▶ **REQUIRED WORK**
Set all the entries down again, unaltered.

.....

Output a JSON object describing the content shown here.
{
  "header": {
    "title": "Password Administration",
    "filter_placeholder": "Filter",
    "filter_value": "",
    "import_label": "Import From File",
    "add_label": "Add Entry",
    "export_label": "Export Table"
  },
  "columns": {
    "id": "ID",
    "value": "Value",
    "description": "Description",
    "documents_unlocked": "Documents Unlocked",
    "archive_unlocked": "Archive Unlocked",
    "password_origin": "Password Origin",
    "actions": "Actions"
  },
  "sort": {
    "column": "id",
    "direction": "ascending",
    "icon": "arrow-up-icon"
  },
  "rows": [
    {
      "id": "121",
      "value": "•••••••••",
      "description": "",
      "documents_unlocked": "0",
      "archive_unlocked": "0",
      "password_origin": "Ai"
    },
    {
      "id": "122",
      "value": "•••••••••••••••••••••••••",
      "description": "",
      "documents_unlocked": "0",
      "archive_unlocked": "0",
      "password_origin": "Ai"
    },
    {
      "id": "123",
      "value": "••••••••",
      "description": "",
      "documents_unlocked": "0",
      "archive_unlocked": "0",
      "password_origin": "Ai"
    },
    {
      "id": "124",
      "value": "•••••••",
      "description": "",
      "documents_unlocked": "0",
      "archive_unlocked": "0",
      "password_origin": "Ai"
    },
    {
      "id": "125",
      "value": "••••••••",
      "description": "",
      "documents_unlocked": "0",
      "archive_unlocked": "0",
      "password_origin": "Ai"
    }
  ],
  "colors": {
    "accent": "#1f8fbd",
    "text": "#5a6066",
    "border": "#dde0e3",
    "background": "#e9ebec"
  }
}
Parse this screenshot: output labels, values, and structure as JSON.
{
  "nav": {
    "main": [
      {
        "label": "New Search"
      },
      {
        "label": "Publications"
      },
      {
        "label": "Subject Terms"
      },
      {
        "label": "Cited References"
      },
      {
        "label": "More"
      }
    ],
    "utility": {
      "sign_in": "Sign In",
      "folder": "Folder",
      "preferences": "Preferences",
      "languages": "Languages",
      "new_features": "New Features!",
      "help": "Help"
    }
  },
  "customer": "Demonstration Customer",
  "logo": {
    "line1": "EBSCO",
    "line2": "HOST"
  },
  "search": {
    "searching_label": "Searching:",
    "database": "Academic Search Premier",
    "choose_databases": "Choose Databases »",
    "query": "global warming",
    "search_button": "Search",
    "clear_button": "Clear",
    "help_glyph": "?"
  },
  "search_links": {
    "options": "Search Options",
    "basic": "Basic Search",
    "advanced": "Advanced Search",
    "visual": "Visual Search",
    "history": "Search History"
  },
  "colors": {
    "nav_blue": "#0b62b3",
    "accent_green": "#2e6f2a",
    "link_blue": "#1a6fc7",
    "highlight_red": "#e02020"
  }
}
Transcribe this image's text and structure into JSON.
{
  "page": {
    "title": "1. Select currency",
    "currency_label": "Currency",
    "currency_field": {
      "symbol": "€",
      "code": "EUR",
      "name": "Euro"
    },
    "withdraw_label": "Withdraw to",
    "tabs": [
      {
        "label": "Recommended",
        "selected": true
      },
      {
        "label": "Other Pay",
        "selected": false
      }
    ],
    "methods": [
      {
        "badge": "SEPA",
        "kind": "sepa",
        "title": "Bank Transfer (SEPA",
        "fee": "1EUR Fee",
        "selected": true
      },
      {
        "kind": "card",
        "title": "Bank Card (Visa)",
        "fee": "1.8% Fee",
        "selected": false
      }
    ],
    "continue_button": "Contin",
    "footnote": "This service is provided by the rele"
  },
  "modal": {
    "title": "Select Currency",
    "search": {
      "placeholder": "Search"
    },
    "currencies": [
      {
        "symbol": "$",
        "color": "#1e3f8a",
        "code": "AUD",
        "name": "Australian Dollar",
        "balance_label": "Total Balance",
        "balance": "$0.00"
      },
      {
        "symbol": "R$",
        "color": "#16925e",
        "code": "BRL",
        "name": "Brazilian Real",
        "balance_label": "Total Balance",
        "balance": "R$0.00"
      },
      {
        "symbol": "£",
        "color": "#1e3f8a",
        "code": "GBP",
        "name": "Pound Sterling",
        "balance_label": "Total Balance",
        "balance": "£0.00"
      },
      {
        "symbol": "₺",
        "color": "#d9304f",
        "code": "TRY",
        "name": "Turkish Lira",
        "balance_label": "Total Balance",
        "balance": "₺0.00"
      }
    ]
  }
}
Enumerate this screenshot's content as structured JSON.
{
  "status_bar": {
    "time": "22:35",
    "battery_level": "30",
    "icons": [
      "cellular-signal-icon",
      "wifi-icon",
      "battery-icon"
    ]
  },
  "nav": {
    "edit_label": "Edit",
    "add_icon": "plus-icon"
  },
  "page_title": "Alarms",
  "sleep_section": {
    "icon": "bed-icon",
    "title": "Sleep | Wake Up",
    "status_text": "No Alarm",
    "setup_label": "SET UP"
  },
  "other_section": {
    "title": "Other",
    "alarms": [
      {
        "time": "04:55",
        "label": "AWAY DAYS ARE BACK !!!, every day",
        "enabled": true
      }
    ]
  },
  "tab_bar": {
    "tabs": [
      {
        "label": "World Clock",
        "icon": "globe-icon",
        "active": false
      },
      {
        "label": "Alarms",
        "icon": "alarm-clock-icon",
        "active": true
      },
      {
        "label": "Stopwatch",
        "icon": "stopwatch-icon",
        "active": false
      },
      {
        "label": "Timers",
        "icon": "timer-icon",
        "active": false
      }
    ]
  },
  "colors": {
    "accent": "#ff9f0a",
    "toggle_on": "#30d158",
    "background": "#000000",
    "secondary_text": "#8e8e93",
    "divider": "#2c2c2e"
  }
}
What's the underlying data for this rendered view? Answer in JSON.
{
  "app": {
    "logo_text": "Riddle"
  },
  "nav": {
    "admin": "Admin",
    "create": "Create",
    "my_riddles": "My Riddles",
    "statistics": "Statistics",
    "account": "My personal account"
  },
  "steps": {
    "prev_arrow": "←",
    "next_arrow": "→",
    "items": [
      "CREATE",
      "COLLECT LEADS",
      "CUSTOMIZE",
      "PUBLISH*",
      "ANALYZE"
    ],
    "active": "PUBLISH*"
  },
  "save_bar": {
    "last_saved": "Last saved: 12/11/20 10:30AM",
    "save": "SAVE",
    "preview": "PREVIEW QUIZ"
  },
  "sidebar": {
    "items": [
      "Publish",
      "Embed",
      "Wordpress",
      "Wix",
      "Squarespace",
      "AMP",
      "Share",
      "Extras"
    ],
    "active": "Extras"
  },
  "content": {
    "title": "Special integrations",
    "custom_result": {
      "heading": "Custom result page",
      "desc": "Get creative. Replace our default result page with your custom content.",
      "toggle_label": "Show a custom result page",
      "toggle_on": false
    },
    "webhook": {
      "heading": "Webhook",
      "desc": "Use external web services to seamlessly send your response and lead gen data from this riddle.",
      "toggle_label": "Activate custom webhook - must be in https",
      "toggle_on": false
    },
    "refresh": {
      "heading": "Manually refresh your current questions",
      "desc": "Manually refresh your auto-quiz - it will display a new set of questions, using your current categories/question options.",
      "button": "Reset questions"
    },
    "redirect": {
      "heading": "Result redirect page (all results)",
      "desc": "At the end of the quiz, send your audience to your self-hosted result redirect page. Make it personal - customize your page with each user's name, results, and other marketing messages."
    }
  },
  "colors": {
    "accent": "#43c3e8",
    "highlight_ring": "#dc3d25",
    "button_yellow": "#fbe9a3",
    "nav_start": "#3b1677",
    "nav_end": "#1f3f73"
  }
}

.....

▶ **RESPONSE TO THE EXERCISE**
Output a JSON object describing the content shown here.
{
  "header": {
    "title": "Password Administration",
    "filter_placeholder": "Filter",
    "filter_value": "",
    "import_label": "Import From File",
    "add_label": "Add Entry",
    "export_label": "Export Table"
  },
  "columns": {
    "id": "ID",
    "value": "Value",
    "description": "Description",
    "documents_unlocked": "Documents Unlocked",
    "archive_unlocked": "Archive Unlocked",
    "password_origin": "Password Origin",
    "actions": "Actions"
  },
  "sort": {
    "column": "id",
    "direction": "ascending",
    "icon": "arrow-up-icon"
  },
  "rows": [
    {
      "id": "121",
      "value": "•••••••••",
      "description": "",
      "documents_unlocked": "0",
      "archive_unlocked": "0",
      "password_origin": "Ai"
    },
    {
      "id": "122",
      "value": "•••••••••••••••••••••••••",
      "description": "",
      "documents_unlocked": "0",
      "archive_unlocked": "0",
      "password_origin": "Ai"
    },
    {
      "id": "123",
      "value": "••••••••",
      "description": "",
      "documents_unlocked": "0",
      "archive_unlocked": "0",
      "password_origin": "Ai"
    },
    {
      "id": "124",
      "value": "•••••••",
      "description": "",
      "documents_unlocked": "0",
      "archive_unlocked": "0",
      "password_origin": "Ai"
    },
    {
      "id": "125",
      "value": "••••••••",
      "description": "",
      "documents_unlocked": "0",
      "archive_unlocked": "0",
      "password_origin": "Ai"
    }
  ],
  "colors": {
    "accent": "#1f8fbd",
    "text": "#5a6066",
    "border": "#dde0e3",
    "background": "#e9ebec"
  }
}
Parse this screenshot: output labels, values, and structure as JSON.
{
  "nav": {
    "main": [
      {
        "label": "New Search"
      },
      {
        "label": "Publications"
      },
      {
        "label": "Subject Terms"
      },
      {
        "label": "Cited References"
      },
      {
        "label": "More"
      }
    ],
    "utility": {
      "sign_in": "Sign In",
      "folder": "Folder",
      "preferences": "Preferences",
      "languages": "Languages",
      "new_features": "New Features!",
      "help": "Help"
    }
  },
  "customer": "Demonstration Customer",
  "logo": {
    "line1": "EBSCO",
    "line2": "HOST"
  },
  "search": {
    "searching_label": "Searching:",
    "database": "Academic Search Premier",
    "choose_databases": "Choose Databases »",
    "query": "global warming",
    "search_button": "Search",
    "clear_button": "Clear",
    "help_glyph": "?"
  },
  "search_links": {
    "options": "Search Options",
    "basic": "Basic Search",
    "advanced": "Advanced Search",
    "visual": "Visual Search",
    "history": "Search History"
  },
  "colors": {
    "nav_blue": "#0b62b3",
    "accent_green": "#2e6f2a",
    "link_blue": "#1a6fc7",
    "highlight_red": "#e02020"
  }
}
Transcribe this image's text and structure into JSON.
{
  "page": {
    "title": "1. Select currency",
    "currency_label": "Currency",
    "currency_field": {
      "symbol": "€",
      "code": "EUR",
      "name": "Euro"
    },
    "withdraw_label": "Withdraw to",
    "tabs": [
      {
        "label": "Recommended",
        "selected": true
      },
      {
        "label": "Other Pay",
        "selected": false
      }
    ],
    "methods": [
      {
        "badge": "SEPA",
        "kind": "sepa",
        "title": "Bank Transfer (SEPA",
        "fee": "1EUR Fee",
        "selected": true
      },
      {
        "kind": "card",
        "title": "Bank Card (Visa)",
        "fee": "1.8% Fee",
        "selected": false
      }
    ],
    "continue_button": "Contin",
    "footnote": "This service is provided by the rele"
  },
  "modal": {
    "title": "Select Currency",
    "search": {
      "placeholder": "Search"
    },
    "currencies": [
      {
        "symbol": "$",
        "color": "#1e3f8a",
        "code": "AUD",
        "name": "Australian Dollar",
        "balance_label": "Total Balance",
        "balance": "$0.00"
      },
      {
        "symbol": "R$",
        "color": "#16925e",
        "code": "BRL",
        "name": "Brazilian Real",
        "balance_label": "Total Balance",
        "balance": "R$0.00"
      },
      {
        "symbol": "£",
        "color": "#1e3f8a",
        "code": "GBP",
        "name": "Pound Sterling",
        "balance_label": "Total Balance",
        "balance": "£0.00"
      },
      {
        "symbol": "₺",
        "color": "#d9304f",
        "code": "TRY",
        "name": "Turkish Lira",
        "balance_label": "Total Balance",
        "balance": "₺0.00"
      }
    ]
  }
}
Enumerate this screenshot's content as structured JSON.
{
  "status_bar": {
    "time": "22:35",
    "battery_level": "30",
    "icons": [
      "cellular-signal-icon",
      "wifi-icon",
      "battery-icon"
    ]
  },
  "nav": {
    "edit_label": "Edit",
    "add_icon": "plus-icon"
  },
  "page_title": "Alarms",
  "sleep_section": {
    "icon": "bed-icon",
    "title": "Sleep | Wake Up",
    "status_text": "No Alarm",
    "setup_label": "SET UP"
  },
  "other_section": {
    "title": "Other",
    "alarms": [
      {
        "time": "04:55",
        "label": "AWAY DAYS ARE BACK !!!, every day",
        "enabled": true
      }
    ]
  },
  "tab_bar": {
    "tabs": [
      {
        "label": "World Clock",
        "icon": "globe-icon",
        "active": false
      },
      {
        "label": "Alarms",
        "icon": "alarm-clock-icon",
        "active": true
      },
      {
        "label": "Stopwatch",
        "icon": "stopwatch-icon",
        "active": false
      },
      {
        "label": "Timers",
        "icon": "timer-icon",
        "active": false
      }
    ]
  },
  "colors": {
    "accent": "#ff9f0a",
    "toggle_on": "#30d158",
    "background": "#000000",
    "secondary_text": "#8e8e93",
    "divider": "#2c2c2e"
  }
}
What's the underlying data for this rendered view? Answer in JSON.
{
  "app": {
    "logo_text": "Riddle"
  },
  "nav": {
    "admin": "Admin",
    "create": "Create",
    "my_riddles": "My Riddles",
    "statistics": "Statistics",
    "account": "My personal account"
  },
  "steps": {
    "prev_arrow": "←",
    "next_arrow": "→",
    "items": [
      "CREATE",
      "COLLECT LEADS",
      "CUSTOMIZE",
      "PUBLISH*",
      "ANALYZE"
    ],
    "active": "PUBLISH*"
  },
  "save_bar": {
    "last_saved": "Last saved: 12/11/20 10:30AM",
    "save": "SAVE",
    "preview": "PREVIEW QUIZ"
  },
  "sidebar": {
    "items": [
      "Publish",
      "Embed",
      "Wordpress",
      "Wix",
      "Squarespace",
      "AMP",
      "Share",
      "Extras"
    ],
    "active": "Extras"
  },
  "content": {
    "title": "Special integrations",
    "custom_result": {
      "heading": "Custom result page",
      "desc": "Get creative. Replace our default result page with your custom content.",
      "toggle_label": "Show a custom result page",
      "toggle_on": false
    },
    "webhook": {
      "heading": "Webhook",
      "desc": "Use external web services to seamlessly send your response and lead gen data from this riddle.",
      "toggle_label": "Activate custom webhook - must be in https",
      "toggle_on": false
    },
    "refresh": {
      "heading": "Manually refresh your current questions",
      "desc": "Manually refresh your auto-quiz - it will display a new set of questions, using your current categories/question options.",
      "button": "Reset questions"
    },
    "redirect": {
      "heading": "Result redirect page (all results)",
      "desc": "At the end of the quiz, send your audience to your self-hosted result redirect page. Make it personal - customize your page with each user's name, results, and other marketing messages."
    }
  },
  "colors": {
    "accent": "#43c3e8",
    "highlight_ring": "#dc3d25",
    "button_yellow": "#fbe9a3",
    "nav_start": "#3b1677",
    "nav_end": "#1f3f73"
  }
}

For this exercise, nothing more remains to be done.